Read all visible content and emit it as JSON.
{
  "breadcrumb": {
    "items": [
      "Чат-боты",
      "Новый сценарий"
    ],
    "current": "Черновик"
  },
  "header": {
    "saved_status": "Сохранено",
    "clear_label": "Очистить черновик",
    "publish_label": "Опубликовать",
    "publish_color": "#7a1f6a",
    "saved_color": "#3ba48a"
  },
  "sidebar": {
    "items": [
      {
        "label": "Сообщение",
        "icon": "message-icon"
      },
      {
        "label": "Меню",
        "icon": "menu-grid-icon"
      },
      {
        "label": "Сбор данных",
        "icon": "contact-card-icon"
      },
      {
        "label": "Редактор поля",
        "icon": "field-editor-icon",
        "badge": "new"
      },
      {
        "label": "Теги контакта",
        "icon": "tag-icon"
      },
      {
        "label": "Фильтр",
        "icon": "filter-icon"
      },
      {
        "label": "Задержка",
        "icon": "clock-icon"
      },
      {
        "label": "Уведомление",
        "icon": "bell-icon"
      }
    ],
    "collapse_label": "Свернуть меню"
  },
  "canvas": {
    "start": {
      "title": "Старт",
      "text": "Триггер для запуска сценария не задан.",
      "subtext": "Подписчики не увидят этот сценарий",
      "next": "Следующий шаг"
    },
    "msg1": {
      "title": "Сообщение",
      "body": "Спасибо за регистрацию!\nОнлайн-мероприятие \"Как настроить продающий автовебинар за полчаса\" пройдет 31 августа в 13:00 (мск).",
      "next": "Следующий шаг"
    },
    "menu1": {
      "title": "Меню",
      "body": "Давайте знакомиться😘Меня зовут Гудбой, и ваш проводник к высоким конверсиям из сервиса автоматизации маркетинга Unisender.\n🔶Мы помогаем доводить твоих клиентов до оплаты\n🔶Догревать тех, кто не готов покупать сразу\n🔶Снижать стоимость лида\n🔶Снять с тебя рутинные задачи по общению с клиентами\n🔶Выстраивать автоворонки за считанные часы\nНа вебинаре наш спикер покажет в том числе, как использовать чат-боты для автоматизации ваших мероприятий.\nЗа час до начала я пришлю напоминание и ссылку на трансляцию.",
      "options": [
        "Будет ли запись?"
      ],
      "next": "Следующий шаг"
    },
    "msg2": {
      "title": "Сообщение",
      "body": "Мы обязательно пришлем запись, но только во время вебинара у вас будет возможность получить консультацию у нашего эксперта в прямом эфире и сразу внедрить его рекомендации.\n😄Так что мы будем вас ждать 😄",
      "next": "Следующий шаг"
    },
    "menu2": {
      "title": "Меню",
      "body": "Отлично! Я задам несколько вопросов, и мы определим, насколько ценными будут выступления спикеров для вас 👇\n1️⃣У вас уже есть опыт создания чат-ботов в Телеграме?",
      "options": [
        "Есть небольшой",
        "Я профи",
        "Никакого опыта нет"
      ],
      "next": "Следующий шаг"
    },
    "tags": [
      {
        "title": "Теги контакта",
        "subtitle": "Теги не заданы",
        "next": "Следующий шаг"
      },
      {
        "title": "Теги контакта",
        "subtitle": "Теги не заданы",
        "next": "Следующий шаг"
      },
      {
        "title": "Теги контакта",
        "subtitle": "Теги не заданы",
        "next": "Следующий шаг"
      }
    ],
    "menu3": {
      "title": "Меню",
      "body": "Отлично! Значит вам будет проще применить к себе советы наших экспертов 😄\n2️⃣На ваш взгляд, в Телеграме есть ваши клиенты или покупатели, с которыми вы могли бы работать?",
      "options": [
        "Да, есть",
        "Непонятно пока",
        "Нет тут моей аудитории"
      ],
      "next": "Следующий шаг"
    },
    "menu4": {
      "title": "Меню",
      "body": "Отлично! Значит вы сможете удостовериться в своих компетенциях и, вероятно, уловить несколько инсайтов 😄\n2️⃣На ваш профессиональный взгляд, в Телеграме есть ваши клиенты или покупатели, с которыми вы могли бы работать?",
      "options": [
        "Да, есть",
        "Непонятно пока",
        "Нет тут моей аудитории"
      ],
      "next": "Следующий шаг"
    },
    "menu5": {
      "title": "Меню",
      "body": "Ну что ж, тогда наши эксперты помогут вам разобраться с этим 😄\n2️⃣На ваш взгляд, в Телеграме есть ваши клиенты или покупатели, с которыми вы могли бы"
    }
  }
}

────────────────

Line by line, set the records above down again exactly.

Read all visible content and emit it as JSON.
{
  "breadcrumb": {
    "items": [
      "Чат-боты",
      "Новый сценарий"
    ],
    "current": "Черновик"
  },
  "header": {
    "saved_status": "Сохранено",
    "clear_label": "Очистить черновик",
    "publish_label": "Опубликовать",
    "publish_color": "#7a1f6a",
    "saved_color": "#3ba48a"
  },
  "sidebar": {
    "items": [
      {
        "label": "Сообщение",
        "icon": "message-icon"
      },
      {
        "label": "Меню",
        "icon": "menu-grid-icon"
      },
      {
        "label": "Сбор данных",
        "icon": "contact-card-icon"
      },
      {
        "label": "Редактор поля",
        "icon": "field-editor-icon",
        "badge": "new"
      },
      {
        "label": "Теги контакта",
        "icon": "tag-icon"
      },
      {
        "label": "Фильтр",
        "icon": "filter-icon"
      },
      {
        "label": "Задержка",
        "icon": "clock-icon"
      },
      {
        "label": "Уведомление",
        "icon": "bell-icon"
      }
    ],
    "collapse_label": "Свернуть меню"
  },
  "canvas": {
    "start": {
      "title": "Старт",
      "text": "Триггер для запуска сценария не задан.",
      "subtext": "Подписчики не увидят этот сценарий",
      "next": "Следующий шаг"
    },
    "msg1": {
      "title": "Сообщение",
      "body": "Спасибо за регистрацию!\nОнлайн-мероприятие \"Как настроить продающий автовебинар за полчаса\" пройдет 31 августа в 13:00 (мск).",
      "next": "Следующий шаг"
    },
    "menu1": {
      "title": "Меню",
      "body": "Давайте знакомиться😘Меня зовут Гудбой, и ваш проводник к высоким конверсиям из сервиса автоматизации маркетинга Unisender.\n🔶Мы помогаем доводить твоих клиентов до оплаты\n🔶Догревать тех, кто не готов покупать сразу\n🔶Снижать стоимость лида\n🔶Снять с тебя рутинные задачи по общению с клиентами\n🔶Выстраивать автоворонки за считанные часы\nНа вебинаре наш спикер покажет в том числе, как использовать чат-боты для автоматизации ваших мероприятий.\nЗа час до начала я пришлю напоминание и ссылку на трансляцию.",
      "options": [
        "Будет ли запись?"
      ],
      "next": "Следующий шаг"
    },
    "msg2": {
      "title": "Сообщение",
      "body": "Мы обязательно пришлем запись, но только во время вебинара у вас будет возможность получить консультацию у нашего эксперта в прямом эфире и сразу внедрить его рекомендации.\n😄Так что мы будем вас ждать 😄",
      "next": "Следующий шаг"
    },
    "menu2": {
      "title": "Меню",
      "body": "Отлично! Я задам несколько вопросов, и мы определим, насколько ценными будут выступления спикеров для вас 👇\n1️⃣У вас уже есть опыт создания чат-ботов в Телеграме?",
      "options": [
        "Есть небольшой",
        "Я профи",
        "Никакого опыта нет"
      ],
      "next": "Следующий шаг"
    },
    "tags": [
      {
        "title": "Теги контакта",
        "subtitle": "Теги не заданы",
        "next": "Следующий шаг"
      },
      {
        "title": "Теги контакта",
        "subtitle": "Теги не заданы",
        "next": "Следующий шаг"
      },
      {
        "title": "Теги контакта",
        "subtitle": "Теги не заданы",
        "next": "Следующий шаг"
      }
    ],
    "menu3": {
      "title": "Меню",
      "body": "Отлично! Значит вам будет проще применить к себе советы наших экспертов 😄\n2️⃣На ваш взгляд, в Телеграме есть ваши клиенты или покупатели, с которыми вы могли бы работать?",
      "options": [
        "Да, есть",
        "Непонятно пока",
        "Нет тут моей аудитории"
      ],
      "next": "Следующий шаг"
    },
    "menu4": {
      "title": "Меню",
      "body": "Отлично! Значит вы сможете удостовериться в своих компетенциях и, вероятно, уловить несколько инсайтов 😄\n2️⃣На ваш профессиональный взгляд, в Телеграме есть ваши клиенты или покупатели, с которыми вы могли бы работать?",
      "options": [
        "Да, есть",
        "Непонятно пока",
        "Нет тут моей аудитории"
      ],
      "next": "Следующий шаг"
    },
    "menu5": {
      "title": "Меню",
      "body": "Ну что ж, тогда наши эксперты помогут вам разобраться с этим 😄\n2️⃣На ваш взгляд, в Телеграме есть ваши клиенты или покупатели, с которыми вы могли бы"
    }
  }
}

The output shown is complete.